▶ [RECORDS SUPPLIED]
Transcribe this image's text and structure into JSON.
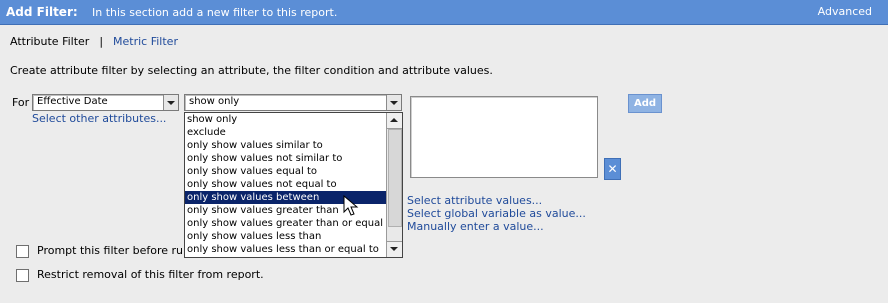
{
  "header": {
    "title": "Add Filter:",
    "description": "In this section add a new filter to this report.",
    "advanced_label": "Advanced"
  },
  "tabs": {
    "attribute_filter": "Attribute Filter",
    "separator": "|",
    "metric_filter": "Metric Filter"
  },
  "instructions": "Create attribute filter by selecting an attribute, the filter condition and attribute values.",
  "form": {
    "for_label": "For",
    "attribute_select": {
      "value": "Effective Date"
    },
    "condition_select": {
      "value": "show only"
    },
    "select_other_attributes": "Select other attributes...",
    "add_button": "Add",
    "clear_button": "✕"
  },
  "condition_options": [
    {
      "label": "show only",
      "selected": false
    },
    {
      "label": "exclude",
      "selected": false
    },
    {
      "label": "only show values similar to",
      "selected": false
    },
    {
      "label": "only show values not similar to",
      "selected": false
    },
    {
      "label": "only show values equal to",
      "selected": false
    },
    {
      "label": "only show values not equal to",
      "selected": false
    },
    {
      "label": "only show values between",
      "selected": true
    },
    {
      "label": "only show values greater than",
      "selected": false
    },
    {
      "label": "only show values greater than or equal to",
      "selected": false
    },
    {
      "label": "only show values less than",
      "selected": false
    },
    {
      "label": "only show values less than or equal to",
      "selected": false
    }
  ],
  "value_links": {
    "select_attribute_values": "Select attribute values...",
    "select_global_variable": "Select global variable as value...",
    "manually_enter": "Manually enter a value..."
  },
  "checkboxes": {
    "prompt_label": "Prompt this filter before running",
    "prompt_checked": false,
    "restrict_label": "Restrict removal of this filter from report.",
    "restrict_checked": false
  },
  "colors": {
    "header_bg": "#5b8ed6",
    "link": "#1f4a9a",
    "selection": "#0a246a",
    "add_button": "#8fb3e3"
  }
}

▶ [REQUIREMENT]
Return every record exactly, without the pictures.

▶ [TASK SOLUTION]
Transcribe this image's text and structure into JSON.
{
  "header": {
    "title": "Add Filter:",
    "description": "In this section add a new filter to this report.",
    "advanced_label": "Advanced"
  },
  "tabs": {
    "attribute_filter": "Attribute Filter",
    "separator": "|",
    "metric_filter": "Metric Filter"
  },
  "instructions": "Create attribute filter by selecting an attribute, the filter condition and attribute values.",
  "form": {
    "for_label": "For",
    "attribute_select": {
      "value": "Effective Date"
    },
    "condition_select": {
      "value": "show only"
    },
    "select_other_attributes": "Select other attributes...",
    "add_button": "Add",
    "clear_button": "✕"
  },
  "condition_options": [
    {
      "label": "show only",
      "selected": false
    },
    {
      "label": "exclude",
      "selected": false
    },
    {
      "label": "only show values similar to",
      "selected": false
    },
    {
      "label": "only show values not similar to",
      "selected": false
    },
    {
      "label": "only show values equal to",
      "selected": false
    },
    {
      "label": "only show values not equal to",
      "selected": false
    },
    {
      "label": "only show values between",
      "selected": true
    },
    {
      "label": "only show values greater than",
      "selected": false
    },
    {
      "label": "only show values greater than or equal to",
      "selected": false
    },
    {
      "label": "only show values less than",
      "selected": false
    },
    {
      "label": "only show values less than or equal to",
      "selected": false
    }
  ],
  "value_links": {
    "select_attribute_values": "Select attribute values...",
    "select_global_variable": "Select global variable as value...",
    "manually_enter": "Manually enter a value..."
  },
  "checkboxes": {
    "prompt_label": "Prompt this filter before running",
    "prompt_checked": false,
    "restrict_label": "Restrict removal of this filter from report.",
    "restrict_checked": false
  },
  "colors": {
    "header_bg": "#5b8ed6",
    "link": "#1f4a9a",
    "selection": "#0a246a",
    "add_button": "#8fb3e3"
  }
}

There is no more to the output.